One of the questions I’m often asked is, “What is the most important trait in becoming a professional card counter?” The first thing that jumps to mind for most people is genius mathematical ability. True, being good at math is a plus, but the math involved in card counting is simple, middle school arithmetic. We’re not talking advanced calculus or differential equations. Having trained many people how to count cards at a professional level, there are three traits that are more important than mathematical ability. At the top, I rank high commitment level as #1.

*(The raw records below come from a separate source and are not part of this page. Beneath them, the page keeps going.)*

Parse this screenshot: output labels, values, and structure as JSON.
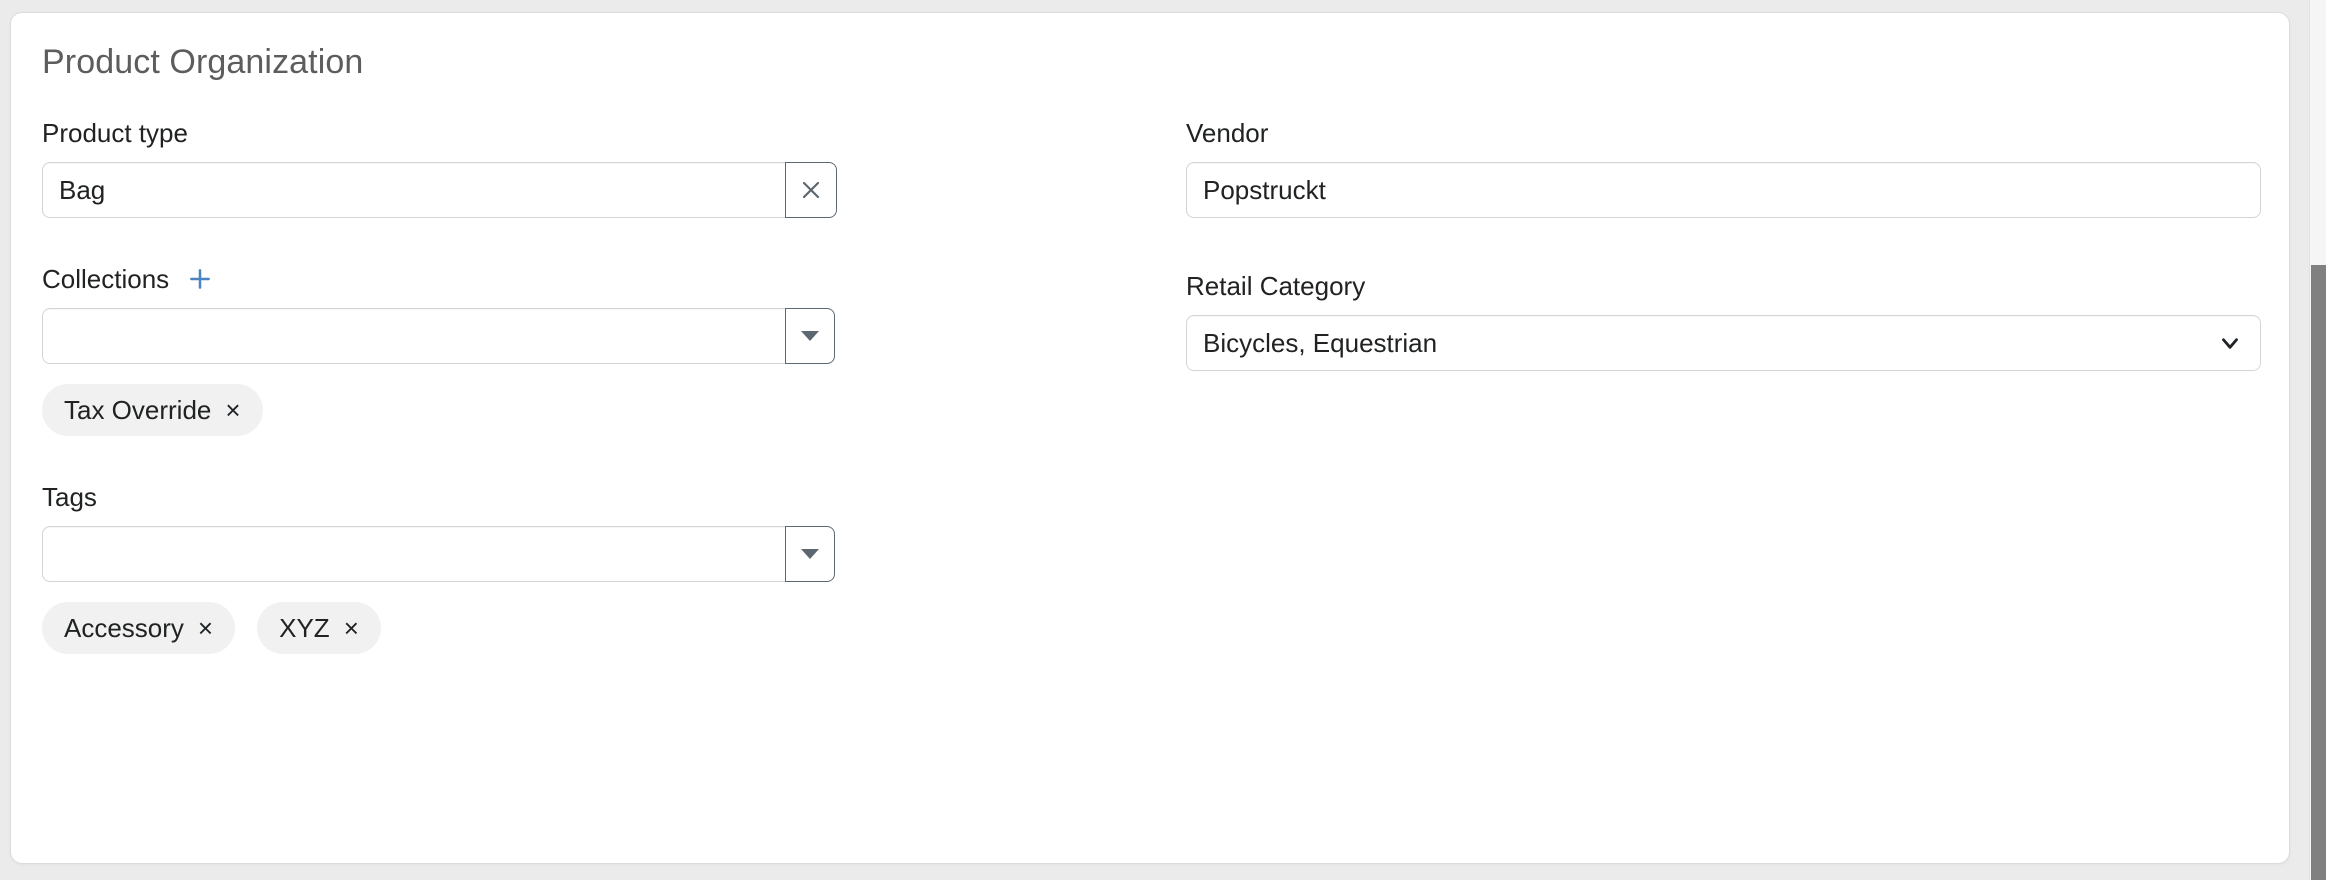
{
  "card": {
    "title": "Product Organization"
  },
  "left_column": {
    "product_type": {
      "label": "Product type",
      "value": "Bag",
      "placeholder": "",
      "clear_icon": "close-icon"
    },
    "collections": {
      "label": "Collections",
      "add_icon": "plus-icon",
      "add_icon_color": "#4b84c4",
      "value": "",
      "placeholder": "",
      "dropdown_icon": "caret-down-icon",
      "chips": [
        {
          "label": "Tax Override",
          "remove_icon": "close-icon"
        }
      ]
    },
    "tags": {
      "label": "Tags",
      "value": "",
      "placeholder": "",
      "dropdown_icon": "caret-down-icon",
      "chips": [
        {
          "label": "Accessory",
          "remove_icon": "close-icon"
        },
        {
          "label": "XYZ",
          "remove_icon": "close-icon"
        }
      ]
    }
  },
  "right_column": {
    "vendor": {
      "label": "Vendor",
      "value": "Popstruckt",
      "placeholder": ""
    },
    "retail_category": {
      "label": "Retail Category",
      "value": "Bicycles, Equestrian",
      "chevron_icon": "chevron-down-icon"
    }
  },
  "colors": {
    "page_background": "#ebebeb",
    "card_background": "#ffffff",
    "card_border": "#dcdcdc",
    "title_text": "#5d5d5d",
    "label_text": "#202223",
    "input_border": "#d2d5d8",
    "button_border": "#5c6771",
    "chip_background": "#f1f1f1",
    "accent_blue": "#4b84c4",
    "scrollbar_thumb": "#808080"
  },
  "scrollbar": {
    "name": "vertical-scrollbar"
  }
}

With every person that I have trained that went on to become an accomplished card counter, it was very evident from my first interaction with them, that they were not only willing, but excited about putting in the time and energy necessary to master the knowledge and skills necessary to gain the winning edge. My most successful student to date, “Al”, is someone who barely graduated high school, getting D’s in math. During the time that I spent with AL, it became apparent that he was an underachiever when he was younger, but at the same time Al certainly was nowhere in the math league of Good Will Hunting. But what Al had going for him, was a real, serious commitment to turning his fortunes around at the blackjack tables. And to his credit he did exactly that. Many people have a get-rich-quick mentality, focusing only on the potential upside, not on what it takes to get there. No matter the endeavor, there are no shortcuts to achieving your goals.

Who is Aponte? The bio: “Mike Aponte, also known as MIT Mike, is a professional blackjack player and a former member of the MIT Blackjack Team. Aponte was part of a team of Massachusetts Institute of Technology (MIT) students that legally won millions playing blackjack at casinos around the world by counting cards. He is the basis for one of the main characters, Jason Fisher, in the book, Bringing Down the House, by Ben Mezrich, which inspired the motion picture, 21.”

Mike was one of my earliest podcast guests. You can listen here:

I still remember where we did that interview–great Mexican restaurant on PCH right near the intersection with Newport Coast Drive. Wow what a view! Had to pull a shot from Google:

PCH View in California
PCH View in California

That is exactly how it looks.

Ep. 614: Two Trading Legends with Michael Covel on Trend Following Radio

Tom DeMark
Tom DeMark

Subscribe to Trend Following Radio on iTunes

Very experienced guys make great interviews. They bring age, perspective and wisdom to the table. Tom DeMark and Perry Kaufman are two men that have previously been on the podcast that exemplify this statement. Michael went back into the archives to bring these men and their interviews on the podcast today.

Perry Kaufman is an American systematic trader, index developer, and quantitative financial theorist. He is considered a leading expert in the development of fully algorithmic trading programs. He currently is president of Kaufman Analytics.

Tom DeMark is founder and CEO of DeMark Analytics and the creator of the DeMark Indicators. Tom considers himself a market timer and believes that fundamentals are critical; however, he and Michael still have a lot in common. His work is price and technically driven.

In this episode of Trend Following Radio:

  • Price movement
  • Fundamentals
  • Technical analysis behind the scenes
  • Elliott wave
  • The Fibonacci sequence
  • Forecasting
  • George Soros
  • Michael Steinhardt
  • Paul Jones
  • Steve Cohen
  • Computerizing indicators
  • 100% algorithmic trading
  • Systematic vs. Automated
  • Optimization vs. Validation
  • Tail events
  • Discipline

Mentions & Resources:

Want a FREE Trend Following Video? Get it here.